Greening Your Business:A Primer for Smaller Companies
Green Travel Market
Making Tourism Count for the LocalEconomy in Dominican Republic:Ideas for Good Practice
Supply Chain Engagement for TourOperators – Three Steps TowardSustainability
Suppliers’ Perspectives on Greeningthe Supply Chain
The Business of Enterprise –Meeting the Challenge of EconomicDevelopment Through Business andCommunity Partnerships
Tour Link Project Sustainable SupplyChain Management Guide
Tour Operators Performance Indicators
Tourism Supply Chains –Report of a Desk Research Projectfor The Travel Foundation
Working with Suppliers for SustainableDevelopment – Tour operatorpractices and recommendations
As defined in ‘Supply Chain Engagement for Tour Operators – Three Steps Towards Sustainability.’See www.toinitiative.org/supply_chain/SupplyChainEngagement.pdf
See Tour LinkProject, Sustainable Supply Chain Management Guide. www.leedstourismgroup.com
TOI Performance Indicators
In 2002 the
Tour Operators' Initiative for Sustainable Tourism Development (TOI)
, in co-operation with the
Global Reporting Initiative (GRI)

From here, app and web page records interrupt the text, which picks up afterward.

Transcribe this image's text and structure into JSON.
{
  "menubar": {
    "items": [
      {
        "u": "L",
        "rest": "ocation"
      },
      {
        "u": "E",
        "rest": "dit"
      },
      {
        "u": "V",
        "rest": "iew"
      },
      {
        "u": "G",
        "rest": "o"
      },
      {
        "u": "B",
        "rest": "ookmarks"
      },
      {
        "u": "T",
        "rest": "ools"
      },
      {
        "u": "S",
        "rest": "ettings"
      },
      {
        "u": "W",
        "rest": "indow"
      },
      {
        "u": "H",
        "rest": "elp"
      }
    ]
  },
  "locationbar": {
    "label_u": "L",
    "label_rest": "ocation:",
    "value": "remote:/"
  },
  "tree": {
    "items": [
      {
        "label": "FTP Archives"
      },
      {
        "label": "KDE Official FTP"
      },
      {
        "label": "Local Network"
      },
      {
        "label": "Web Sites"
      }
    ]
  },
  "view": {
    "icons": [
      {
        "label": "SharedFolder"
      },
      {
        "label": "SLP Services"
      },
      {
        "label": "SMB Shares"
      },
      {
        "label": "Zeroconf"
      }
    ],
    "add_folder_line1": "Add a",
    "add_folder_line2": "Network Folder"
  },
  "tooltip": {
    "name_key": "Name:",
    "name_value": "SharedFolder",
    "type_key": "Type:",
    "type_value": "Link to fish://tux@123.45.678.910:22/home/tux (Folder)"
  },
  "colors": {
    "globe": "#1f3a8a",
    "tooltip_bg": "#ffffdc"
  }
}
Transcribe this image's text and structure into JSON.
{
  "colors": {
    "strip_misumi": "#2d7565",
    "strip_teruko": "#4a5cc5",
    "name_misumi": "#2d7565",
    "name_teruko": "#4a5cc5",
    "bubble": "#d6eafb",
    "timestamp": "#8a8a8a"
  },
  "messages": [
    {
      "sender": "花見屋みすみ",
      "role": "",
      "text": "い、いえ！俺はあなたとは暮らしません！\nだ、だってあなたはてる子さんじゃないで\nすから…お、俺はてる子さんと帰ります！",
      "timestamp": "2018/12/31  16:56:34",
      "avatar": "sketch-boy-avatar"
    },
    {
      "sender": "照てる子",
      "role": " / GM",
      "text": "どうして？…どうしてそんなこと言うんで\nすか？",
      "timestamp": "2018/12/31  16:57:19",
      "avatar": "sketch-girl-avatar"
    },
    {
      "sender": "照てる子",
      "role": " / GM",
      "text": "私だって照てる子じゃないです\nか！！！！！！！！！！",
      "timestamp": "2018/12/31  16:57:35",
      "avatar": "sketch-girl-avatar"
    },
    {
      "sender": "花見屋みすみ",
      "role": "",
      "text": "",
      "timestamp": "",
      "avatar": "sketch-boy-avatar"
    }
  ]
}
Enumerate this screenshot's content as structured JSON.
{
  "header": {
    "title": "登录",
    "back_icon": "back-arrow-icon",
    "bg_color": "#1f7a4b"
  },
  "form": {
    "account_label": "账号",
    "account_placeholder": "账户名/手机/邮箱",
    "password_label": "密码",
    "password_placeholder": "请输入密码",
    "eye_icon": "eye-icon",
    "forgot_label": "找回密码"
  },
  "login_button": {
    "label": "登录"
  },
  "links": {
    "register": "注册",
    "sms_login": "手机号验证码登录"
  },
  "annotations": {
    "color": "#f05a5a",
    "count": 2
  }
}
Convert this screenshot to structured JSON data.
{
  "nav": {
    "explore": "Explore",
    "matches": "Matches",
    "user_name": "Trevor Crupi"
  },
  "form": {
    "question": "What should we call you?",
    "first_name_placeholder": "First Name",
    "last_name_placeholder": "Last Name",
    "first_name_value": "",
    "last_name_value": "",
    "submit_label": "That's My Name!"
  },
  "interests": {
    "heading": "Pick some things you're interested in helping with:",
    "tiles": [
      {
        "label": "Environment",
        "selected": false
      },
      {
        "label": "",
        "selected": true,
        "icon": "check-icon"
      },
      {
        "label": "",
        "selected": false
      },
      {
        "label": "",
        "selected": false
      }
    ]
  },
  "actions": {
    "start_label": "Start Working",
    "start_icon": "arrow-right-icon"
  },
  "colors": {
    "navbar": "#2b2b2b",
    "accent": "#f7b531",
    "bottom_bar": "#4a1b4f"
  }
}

, launched a ‘sectorsupplement’ to the GRI 2002 Sustainability ReportingGuidelines to provide indicators for assessing touroperators' performance. The supplement applies only tobusinesses dedicated to organising holiday packages.Forty-seven performance indicators measure success inaddressing the environmental, economic and socialimpacts of their business operations. The indicators aregrouped into five categories that reflect the life cycle of the holiday product – from the planning stage to thedevelopment and delivery of the product – and include16 indicators for supply chain management. These coverpolicy, screening criteria, consultation, implementation,support, progress monitoring, statistics on percentages of suppliers subject to the policy and participating in theprogramme, actions taken, contracting policy, incentives, joint initiatives for improvement and benefits for thecontracting organisation.
Helena Reytel:+ 33 1 44 377 638email:firstname.lastname@example.org
Tess Forgantel:+ 44 (0) 117 927 3049email:email@example.com
to attain. Bear in mind the different kinds of suppliersinvolved and your local conditions.Set up a
so that information can be
by all team members. Thisshould be integrated with
such asenvironmental, health and safety (EHS) or purchasing.
Consult with and assess your suppliers
the policy and what you are aiming to achieve toyour suppliers. Visit them and let them visit you. Use
meetings, briefing sessions and workshopsrather than sending impersonal letters or emails. Yourcommitment to the programme will be judged by theeffort you put into it.
Establish levels of awareness
among suppliers of theenvironmental and socio-economic issues relating to theirproducts and services, challenges, threats andopportunities for success.
information you are gathering
fromthem and how you intend to use it.Conduct a
of your suppliers, takinginto account:a)
performance aspects (either in the form of yes/no responses or on a sliding scale of values(say -3 for poor and +3 for good)b)
data such as performance data forenergy/water consumption, waste etc.
the information you have collected and establishwhich of the suppliers are most significant in terms of having above or below average performance in relation toyour standards.If a supplier
does not meet your criteria
, ask whether theycan supply a suitable
at a similar cost.Find out how your suppliers
select their suppliers
so thatyou can examine further along the supply chain and developa fully sustainable supply chain in the future.